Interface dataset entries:
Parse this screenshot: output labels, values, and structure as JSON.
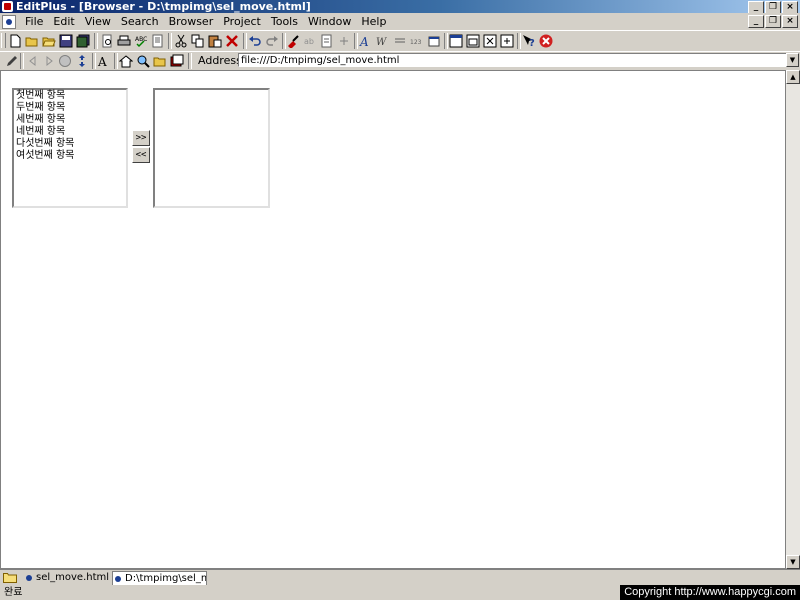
{
  "window": {
    "title": "EditPlus - [Browser - D:\\tmpimg\\sel_move.html]"
  },
  "menubar": [
    "File",
    "Edit",
    "View",
    "Search",
    "Browser",
    "Project",
    "Tools",
    "Window",
    "Help"
  ],
  "toolbar_row1_icons": [
    "new-icon",
    "open-icon",
    "open-folder-icon",
    "save-icon",
    "save-all-icon",
    "print-preview-icon",
    "print-icon",
    "spell-check-icon",
    "cut-icon",
    "copy-icon",
    "paste-icon",
    "delete-icon",
    "undo-icon",
    "redo-icon",
    "find-icon",
    "replace-icon",
    "goto-icon",
    "word-wrap-icon",
    "font-icon",
    "word-icon",
    "line-number-icon",
    "ruler-icon",
    "column-icon",
    "window-icon",
    "help-icon",
    "close-red-icon"
  ],
  "address": {
    "label": "Address",
    "value": "file:///D:/tmpimg/sel_move.html"
  },
  "page": {
    "left_list": [
      "첫번째 항목",
      "두번째 항목",
      "세번째 항목",
      "네번째 항목",
      "다섯번째 항목",
      "여섯번째 항목"
    ],
    "right_list": [],
    "move_right_label": ">>",
    "move_left_label": "<<"
  },
  "tabs": [
    {
      "label": "sel_move.html",
      "active": false
    },
    {
      "label": "D:\\tmpimg\\sel_m",
      "active": true
    }
  ],
  "status": {
    "text": "완료",
    "copyright": "Copyright  http://www.happycgi.com"
  }
}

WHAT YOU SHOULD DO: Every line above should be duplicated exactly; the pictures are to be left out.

WRITTEN RESPONSE:
Parse this screenshot: output labels, values, and structure as JSON.
{
  "window": {
    "title": "EditPlus - [Browser - D:\\tmpimg\\sel_move.html]"
  },
  "menubar": [
    "File",
    "Edit",
    "View",
    "Search",
    "Browser",
    "Project",
    "Tools",
    "Window",
    "Help"
  ],
  "toolbar_row1_icons": [
    "new-icon",
    "open-icon",
    "open-folder-icon",
    "save-icon",
    "save-all-icon",
    "print-preview-icon",
    "print-icon",
    "spell-check-icon",
    "cut-icon",
    "copy-icon",
    "paste-icon",
    "delete-icon",
    "undo-icon",
    "redo-icon",
    "find-icon",
    "replace-icon",
    "goto-icon",
    "word-wrap-icon",
    "font-icon",
    "word-icon",
    "line-number-icon",
    "ruler-icon",
    "column-icon",
    "window-icon",
    "help-icon",
    "close-red-icon"
  ],
  "address": {
    "label": "Address",
    "value": "file:///D:/tmpimg/sel_move.html"
  },
  "page": {
    "left_list": [
      "첫번째 항목",
      "두번째 항목",
      "세번째 항목",
      "네번째 항목",
      "다섯번째 항목",
      "여섯번째 항목"
    ],
    "right_list": [],
    "move_right_label": ">>",
    "move_left_label": "<<"
  },
  "tabs": [
    {
      "label": "sel_move.html",
      "active": false
    },
    {
      "label": "D:\\tmpimg\\sel_m",
      "active": true
    }
  ],
  "status": {
    "text": "완료",
    "copyright": "Copyright  http://www.happycgi.com"
  }
}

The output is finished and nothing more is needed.